WORK TO BE COMPLETED
Repeat exactly each line of the data provided below.

Data excerpts
-------

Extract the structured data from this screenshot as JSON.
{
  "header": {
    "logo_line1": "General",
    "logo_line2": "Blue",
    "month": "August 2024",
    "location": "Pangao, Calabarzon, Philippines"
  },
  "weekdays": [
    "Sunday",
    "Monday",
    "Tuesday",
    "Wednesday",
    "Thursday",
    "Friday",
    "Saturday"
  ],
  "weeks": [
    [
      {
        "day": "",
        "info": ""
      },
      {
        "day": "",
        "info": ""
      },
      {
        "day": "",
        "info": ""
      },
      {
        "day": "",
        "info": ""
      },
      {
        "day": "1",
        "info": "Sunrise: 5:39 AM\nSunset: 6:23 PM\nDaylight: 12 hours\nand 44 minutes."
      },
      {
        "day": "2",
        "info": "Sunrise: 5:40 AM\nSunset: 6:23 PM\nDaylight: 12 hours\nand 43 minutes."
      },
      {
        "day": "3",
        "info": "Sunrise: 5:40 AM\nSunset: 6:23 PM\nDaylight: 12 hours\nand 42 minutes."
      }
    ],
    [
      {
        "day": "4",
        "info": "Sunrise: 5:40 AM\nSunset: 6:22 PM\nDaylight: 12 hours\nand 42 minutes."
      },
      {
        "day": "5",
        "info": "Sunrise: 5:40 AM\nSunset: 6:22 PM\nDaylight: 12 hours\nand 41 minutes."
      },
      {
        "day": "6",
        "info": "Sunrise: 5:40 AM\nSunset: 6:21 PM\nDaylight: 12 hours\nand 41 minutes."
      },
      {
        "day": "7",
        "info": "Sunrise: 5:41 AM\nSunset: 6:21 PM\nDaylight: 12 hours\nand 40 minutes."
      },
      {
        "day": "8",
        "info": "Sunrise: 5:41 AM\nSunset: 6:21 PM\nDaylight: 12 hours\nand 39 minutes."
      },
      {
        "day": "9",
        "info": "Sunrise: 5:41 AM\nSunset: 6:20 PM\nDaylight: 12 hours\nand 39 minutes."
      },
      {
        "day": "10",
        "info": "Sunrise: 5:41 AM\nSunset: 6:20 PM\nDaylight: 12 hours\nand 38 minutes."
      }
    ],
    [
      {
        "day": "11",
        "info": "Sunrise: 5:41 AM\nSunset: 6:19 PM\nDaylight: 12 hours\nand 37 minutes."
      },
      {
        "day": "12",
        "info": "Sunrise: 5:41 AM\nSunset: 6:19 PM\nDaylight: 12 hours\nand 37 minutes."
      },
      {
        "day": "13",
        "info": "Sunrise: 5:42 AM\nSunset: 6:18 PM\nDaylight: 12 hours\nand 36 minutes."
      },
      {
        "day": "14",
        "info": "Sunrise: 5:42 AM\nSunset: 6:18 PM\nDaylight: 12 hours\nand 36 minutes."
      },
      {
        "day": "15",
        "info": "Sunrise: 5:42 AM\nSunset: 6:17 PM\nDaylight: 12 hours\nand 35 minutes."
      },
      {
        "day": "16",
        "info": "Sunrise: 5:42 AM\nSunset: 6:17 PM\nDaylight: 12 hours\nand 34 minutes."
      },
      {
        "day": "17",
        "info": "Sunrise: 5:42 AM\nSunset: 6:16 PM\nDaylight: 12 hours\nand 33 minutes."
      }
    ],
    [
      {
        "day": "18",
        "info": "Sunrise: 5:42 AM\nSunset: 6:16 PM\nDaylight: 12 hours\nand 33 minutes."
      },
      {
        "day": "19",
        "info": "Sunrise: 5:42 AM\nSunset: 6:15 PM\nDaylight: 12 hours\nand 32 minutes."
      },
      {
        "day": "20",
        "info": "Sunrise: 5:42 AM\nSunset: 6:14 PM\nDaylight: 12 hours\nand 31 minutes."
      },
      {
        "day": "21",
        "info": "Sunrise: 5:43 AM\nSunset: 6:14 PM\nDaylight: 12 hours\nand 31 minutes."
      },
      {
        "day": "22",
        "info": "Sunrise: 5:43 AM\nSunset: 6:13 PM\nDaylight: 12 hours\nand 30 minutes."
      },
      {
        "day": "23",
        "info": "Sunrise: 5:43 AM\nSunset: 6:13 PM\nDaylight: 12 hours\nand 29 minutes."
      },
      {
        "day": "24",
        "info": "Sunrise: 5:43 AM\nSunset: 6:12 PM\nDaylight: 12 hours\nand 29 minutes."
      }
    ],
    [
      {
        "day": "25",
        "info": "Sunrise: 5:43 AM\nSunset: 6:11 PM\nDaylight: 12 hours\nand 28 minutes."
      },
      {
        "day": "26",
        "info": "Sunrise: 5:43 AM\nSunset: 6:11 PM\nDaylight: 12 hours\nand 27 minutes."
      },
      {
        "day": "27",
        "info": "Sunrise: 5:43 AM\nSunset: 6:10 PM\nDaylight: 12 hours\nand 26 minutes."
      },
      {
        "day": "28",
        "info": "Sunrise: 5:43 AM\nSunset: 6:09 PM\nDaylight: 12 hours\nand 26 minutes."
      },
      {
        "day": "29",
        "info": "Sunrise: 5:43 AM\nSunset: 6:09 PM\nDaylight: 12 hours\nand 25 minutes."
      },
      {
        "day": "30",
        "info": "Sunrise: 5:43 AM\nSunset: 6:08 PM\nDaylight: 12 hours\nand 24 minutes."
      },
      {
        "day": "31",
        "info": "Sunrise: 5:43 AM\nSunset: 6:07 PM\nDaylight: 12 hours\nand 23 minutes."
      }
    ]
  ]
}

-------

EXERCISE RESULT
Extract the structured data from this screenshot as JSON.
{
  "header": {
    "logo_line1": "General",
    "logo_line2": "Blue",
    "month": "August 2024",
    "location": "Pangao, Calabarzon, Philippines"
  },
  "weekdays": [
    "Sunday",
    "Monday",
    "Tuesday",
    "Wednesday",
    "Thursday",
    "Friday",
    "Saturday"
  ],
  "weeks": [
    [
      {
        "day": "",
        "info": ""
      },
      {
        "day": "",
        "info": ""
      },
      {
        "day": "",
        "info": ""
      },
      {
        "day": "",
        "info": ""
      },
      {
        "day": "1",
        "info": "Sunrise: 5:39 AM\nSunset: 6:23 PM\nDaylight: 12 hours\nand 44 minutes."
      },
      {
        "day": "2",
        "info": "Sunrise: 5:40 AM\nSunset: 6:23 PM\nDaylight: 12 hours\nand 43 minutes."
      },
      {
        "day": "3",
        "info": "Sunrise: 5:40 AM\nSunset: 6:23 PM\nDaylight: 12 hours\nand 42 minutes."
      }
    ],
    [
      {
        "day": "4",
        "info": "Sunrise: 5:40 AM\nSunset: 6:22 PM\nDaylight: 12 hours\nand 42 minutes."
      },
      {
        "day": "5",
        "info": "Sunrise: 5:40 AM\nSunset: 6:22 PM\nDaylight: 12 hours\nand 41 minutes."
      },
      {
        "day": "6",
        "info": "Sunrise: 5:40 AM\nSunset: 6:21 PM\nDaylight: 12 hours\nand 41 minutes."
      },
      {
        "day": "7",
        "info": "Sunrise: 5:41 AM\nSunset: 6:21 PM\nDaylight: 12 hours\nand 40 minutes."
      },
      {
        "day": "8",
        "info": "Sunrise: 5:41 AM\nSunset: 6:21 PM\nDaylight: 12 hours\nand 39 minutes."
      },
      {
        "day": "9",
        "info": "Sunrise: 5:41 AM\nSunset: 6:20 PM\nDaylight: 12 hours\nand 39 minutes."
      },
      {
        "day": "10",
        "info": "Sunrise: 5:41 AM\nSunset: 6:20 PM\nDaylight: 12 hours\nand 38 minutes."
      }
    ],
    [
      {
        "day": "11",
        "info": "Sunrise: 5:41 AM\nSunset: 6:19 PM\nDaylight: 12 hours\nand 37 minutes."
      },
      {
        "day": "12",
        "info": "Sunrise: 5:41 AM\nSunset: 6:19 PM\nDaylight: 12 hours\nand 37 minutes."
      },
      {
        "day": "13",
        "info": "Sunrise: 5:42 AM\nSunset: 6:18 PM\nDaylight: 12 hours\nand 36 minutes."
      },
      {
        "day": "14",
        "info": "Sunrise: 5:42 AM\nSunset: 6:18 PM\nDaylight: 12 hours\nand 36 minutes."
      },
      {
        "day": "15",
        "info": "Sunrise: 5:42 AM\nSunset: 6:17 PM\nDaylight: 12 hours\nand 35 minutes."
      },
      {
        "day": "16",
        "info": "Sunrise: 5:42 AM\nSunset: 6:17 PM\nDaylight: 12 hours\nand 34 minutes."
      },
      {
        "day": "17",
        "info": "Sunrise: 5:42 AM\nSunset: 6:16 PM\nDaylight: 12 hours\nand 33 minutes."
      }
    ],
    [
      {
        "day": "18",
        "info": "Sunrise: 5:42 AM\nSunset: 6:16 PM\nDaylight: 12 hours\nand 33 minutes."
      },
      {
        "day": "19",
        "info": "Sunrise: 5:42 AM\nSunset: 6:15 PM\nDaylight: 12 hours\nand 32 minutes."
      },
      {
        "day": "20",
        "info": "Sunrise: 5:42 AM\nSunset: 6:14 PM\nDaylight: 12 hours\nand 31 minutes."
      },
      {
        "day": "21",
        "info": "Sunrise: 5:43 AM\nSunset: 6:14 PM\nDaylight: 12 hours\nand 31 minutes."
      },
      {
        "day": "22",
        "info": "Sunrise: 5:43 AM\nSunset: 6:13 PM\nDaylight: 12 hours\nand 30 minutes."
      },
      {
        "day": "23",
        "info": "Sunrise: 5:43 AM\nSunset: 6:13 PM\nDaylight: 12 hours\nand 29 minutes."
      },
      {
        "day": "24",
        "info": "Sunrise: 5:43 AM\nSunset: 6:12 PM\nDaylight: 12 hours\nand 29 minutes."
      }
    ],
    [
      {
        "day": "25",
        "info": "Sunrise: 5:43 AM\nSunset: 6:11 PM\nDaylight: 12 hours\nand 28 minutes."
      },
      {
        "day": "26",
        "info": "Sunrise: 5:43 AM\nSunset: 6:11 PM\nDaylight: 12 hours\nand 27 minutes."
      },
      {
        "day": "27",
        "info": "Sunrise: 5:43 AM\nSunset: 6:10 PM\nDaylight: 12 hours\nand 26 minutes."
      },
      {
        "day": "28",
        "info": "Sunrise: 5:43 AM\nSunset: 6:09 PM\nDaylight: 12 hours\nand 26 minutes."
      },
      {
        "day": "29",
        "info": "Sunrise: 5:43 AM\nSunset: 6:09 PM\nDaylight: 12 hours\nand 25 minutes."
      },
      {
        "day": "30",
        "info": "Sunrise: 5:43 AM\nSunset: 6:08 PM\nDaylight: 12 hours\nand 24 minutes."
      },
      {
        "day": "31",
        "info": "Sunrise: 5:43 AM\nSunset: 6:07 PM\nDaylight: 12 hours\nand 23 minutes."
      }
    ]
  ]
}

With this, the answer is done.